Monkeypox is not a new disease in India and the world and it has been around since 1970s, the Union Health Minister Mansukh Madaviya told the Rajya Sabha on Tuesday. In a bid to allay fears around the virus and its spread, the Union Health Minister further said the ICMR has already isolated a virus strain, and the Ministry is open to working with vaccine makers to develop a cure.
According to the Minister’s response, there have been eight cases of monkeypox in the country till August 1, which includes one death. Many of these have a history of foreign travel. The first monkeypox case was reported in India from Kerala on July 14.
So far, five cases (including one death) have been reported from Kerala and three from Delhi. Monitoring, surveillance and contact tracing have already begun, while guidelines have also been issued to State governments on the matter. India, he said, began taking preparations to tackle the virus by the time other countries started reporting the disease around May this year.
“Monkeypox is not new disease in India or across the world. Around the 1970s onwards it has been reported in Africa and in several other countries. At present, some of the countries were reporting the disease in May and WHO started taking notice of it,” he said adding that, “the Covid crisis has already taught us how to be prepared in advance. So, when other countries began reporting the virus, we were already taking preventive measures”.
Monkeypox is a viral zoonosis that gets transmitted to humans from animals, with symptoms similar to those seen in smallpox patients, albeit clinically less severe.
The virus is endemic to regions like West and Central Africa, but lately has been reported across the US and European nations. So far, 18,000 monkeypox cases have been reported in 78 countries.
The World Health Organization (WHO) has declared monkeypox a global public health emergency of international concern.
Work on with vaccine makers
Mandaviya, during his response, said his Ministry was open to working with vaccine-makers to develop a cure for monkeypox.
The Indian Council of Medical Research-National Institute of Virology, Pune, has already isolated the virus and has invited an Expression of Interest (EoI), proposing to handover the strain to industry partners for development of indigenous vaccine and diagnostic kits for the disease.
In the absence of clear studies on the virus, and considering its similarity to smallpox, some of the countries are “administering small pox vaccines to close contacts of those infected with monkeypox”.
“There are no clear and detailed studies on monkeypox or the impact of smallpox vaccine’s efficacy on it yet. So, because of the virus’s similarity to smallpox, some countries are administering smallpox vaccine to close contacts of the infected. The WHO has also said that mass vaccine is not necessary. Only close contacts of an infected person need to be vaccinated. In India, we have expressed an EOI to give them the isolated virus strain to vaccine-makers who want to work on it,” he said.
Delhi takes action

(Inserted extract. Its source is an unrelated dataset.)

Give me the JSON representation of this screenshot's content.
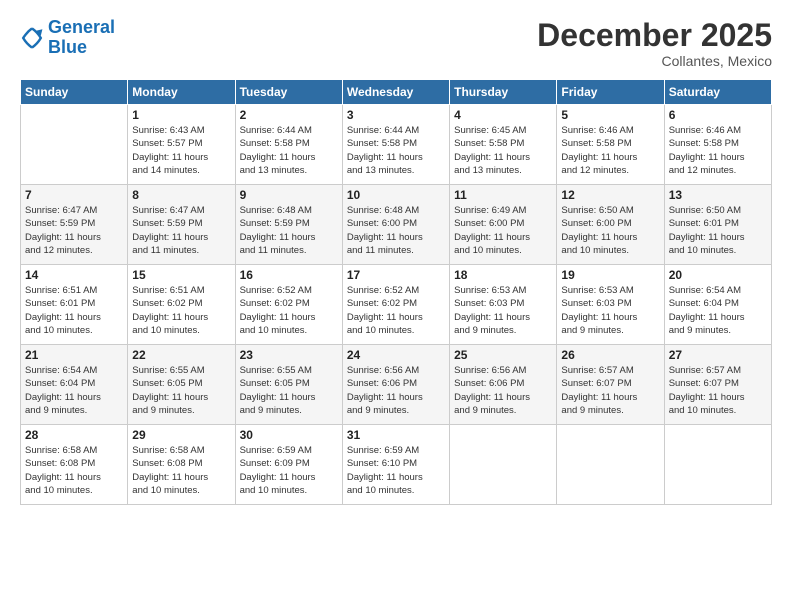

Meanwhile, Delhi has directed three private hospitals to create at least 10 isolation rooms for infected individuals — five for suspect cases — and five to management of confirmed cases.
In fact, Mandaviya, while addressing queries in the Rajya Sabha said, monkeypox is caused due to “deep contact”.
According to Avi Kumar, Senior Consultant, Pulmonology, Fortis Escorts, Okhla, “another medical threat is on the work”. “The current outbreak has been tied to the West African strain of the virus, in which hospitalisation has been rare. The best way to protect is to avoid contact with anyone who has symptoms and practice hand hygiene regularly,” he said. The Hindu BusinessLine